Hosten was fluent in expressing his own reflections. Barbis made the motion to revert to the previous bell times, but Hosten said he’d use different language: “delay the implementation of healthy start until it makes sense to do so.”
“It would not be saying, ‘let’s not follow the science,’ but I think it would be saying ‘let’s actually follow the science’ and realize that we’re still in the middle of a global pandemic and are not equipped at this time to implement the new high school start times the way we the way we should,” he said.
While there was overwhelming feedback against the 8:30 a.m. high school start time and the ripple effects that had on other school levels, “There may be many people who are able to cope with this new paradigm, in a way that did not prompt them to speak up tonight. And I do want to acknowledge, you know, in the survey data that we got, we have about, you know, 40% of people who are fine,” Hosten said.
Not all of the feedback was against the current approach.
“My children are both being very successful with the Healthy Start Time,” Diana Toomey Wilson, mother of a freshman and a senior, said. “…They’re both arriving at school without being so stressed. They really show up, lit up and they come home feeling good. They’re both smiling when they come home. So I think it’s taken a lot of the angst out of their approach to their day.”
Hosten said, “I don’t want to make a decision tonight, that then just shifts the gridlock either early or earlier in different parts of town. And I also want to, you know, just say that we knew when this was initially approved, that this was going to be a big change, that would take time for people to adjust to and as Heidi has said, we’re in the third week of school. So I don’t know that it’s fair to say that this is working or not just yet.”
At Monday night’s Democratic Town Committee meeting, Hosten said, “I did abstain from the vote because I thought we were missing a little bit of information for two schools in particular, but I think that it does make sense to delay the implementation. … I think we have to be cognizant of the fact that we are still in the middle of a global pandemic.”
The reversion is scheduled for Oct. 4. On Friday, Yordon mentioned the “two schools,” in telling NancyOnNorwalk that the unions approve of the Board’s decision.
“On behalf of the Board of Education Unions Coalition, our members agreed that there was a need for an adjustment and this reversion to 19-20 is the best of several options,” Yordon wrote. “Fewer schools will have large changes in their start times, so fewer people will be negatively impacted. Also, this is the only option that resolved the athletic concerns. No solution is perfect, however. We have members who are scrambling and anxious to put new child and elder care arrangements in place, just like the parents in the community. We need Fox Run and Kendall to have a clear plan as soon as possible or they will not be ready on October 4.”

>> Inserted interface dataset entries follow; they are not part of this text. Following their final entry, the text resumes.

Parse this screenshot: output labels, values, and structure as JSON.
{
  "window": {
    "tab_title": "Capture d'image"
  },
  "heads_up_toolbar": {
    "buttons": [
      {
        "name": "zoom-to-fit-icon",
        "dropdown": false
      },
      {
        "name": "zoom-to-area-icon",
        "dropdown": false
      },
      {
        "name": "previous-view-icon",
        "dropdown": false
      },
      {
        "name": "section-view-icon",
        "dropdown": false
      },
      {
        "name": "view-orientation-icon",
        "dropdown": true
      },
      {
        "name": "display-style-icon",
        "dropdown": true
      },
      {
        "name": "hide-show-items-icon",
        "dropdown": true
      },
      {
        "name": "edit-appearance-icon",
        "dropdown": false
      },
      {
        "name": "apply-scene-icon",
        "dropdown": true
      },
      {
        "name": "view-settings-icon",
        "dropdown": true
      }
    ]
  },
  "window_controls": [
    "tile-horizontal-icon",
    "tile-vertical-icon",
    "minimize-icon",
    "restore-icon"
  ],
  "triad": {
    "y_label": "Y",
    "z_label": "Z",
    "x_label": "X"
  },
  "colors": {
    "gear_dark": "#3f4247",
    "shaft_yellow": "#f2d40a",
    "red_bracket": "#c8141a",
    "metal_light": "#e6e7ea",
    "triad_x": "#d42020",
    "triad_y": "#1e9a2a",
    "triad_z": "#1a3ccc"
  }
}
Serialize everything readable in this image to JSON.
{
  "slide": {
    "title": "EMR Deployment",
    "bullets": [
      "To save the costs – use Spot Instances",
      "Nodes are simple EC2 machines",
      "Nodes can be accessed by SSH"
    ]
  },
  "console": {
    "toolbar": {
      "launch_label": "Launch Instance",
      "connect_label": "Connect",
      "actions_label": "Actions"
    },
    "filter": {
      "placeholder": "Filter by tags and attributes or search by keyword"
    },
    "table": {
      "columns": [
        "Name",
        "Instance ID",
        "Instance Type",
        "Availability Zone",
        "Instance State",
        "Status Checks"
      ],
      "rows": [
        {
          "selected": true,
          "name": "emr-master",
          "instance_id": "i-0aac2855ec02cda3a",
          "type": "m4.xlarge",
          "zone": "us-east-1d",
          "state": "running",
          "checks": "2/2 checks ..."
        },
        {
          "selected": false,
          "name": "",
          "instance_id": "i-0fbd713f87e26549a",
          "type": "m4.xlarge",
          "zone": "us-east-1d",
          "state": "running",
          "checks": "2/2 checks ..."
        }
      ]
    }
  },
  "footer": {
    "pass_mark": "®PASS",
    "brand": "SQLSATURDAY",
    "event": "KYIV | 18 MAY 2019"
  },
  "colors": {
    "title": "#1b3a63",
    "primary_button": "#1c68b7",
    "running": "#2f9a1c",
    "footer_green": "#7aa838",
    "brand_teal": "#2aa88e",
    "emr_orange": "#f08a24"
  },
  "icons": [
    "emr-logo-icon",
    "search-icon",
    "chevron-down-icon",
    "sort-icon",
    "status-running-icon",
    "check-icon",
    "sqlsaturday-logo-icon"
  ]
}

Former BoE member Bryan Meek had criticisms.
“This issue really stems from over-development in Norwalk, and not building a SoNo school,” he said last week. “So you can rejigger the schedule all you want, but it’s not going to fix the problem. The problem is, is we don’t have schools in the neighborhoods where children live, and the city’s growing. Whether you like that or not, it’s a fact it’s not going to go away.”
The plan to build a new school behind the Nathaniel Ely preschool, shepherded years ago by Barbis, has fallen apart due to a dispute over the plan’s inclusion of a small amount of park space in the proposal. The Department of Energy and Environmental Protection has declined to approve a related land swap due to objections from community leaders. Without the approval, the plan is sunk.
Mayor Harry Rilling mentioned the SoNo school at Monday’s DTC meeting.
“We have a meeting coming up in the next day or two in the state of Connecticut relative to the school in South Norwalk, and presenting the plans that we have in place for that,” Rilling said. “We are moving forward with a new Cranbury school, Jefferson is being renovated-as-new as we speak. And as you know, Ponus has already been completed. Also, we’re going to be moving forward with the new Norwalk High School.”
Updated, 3:30 p.m.: Sentence removed.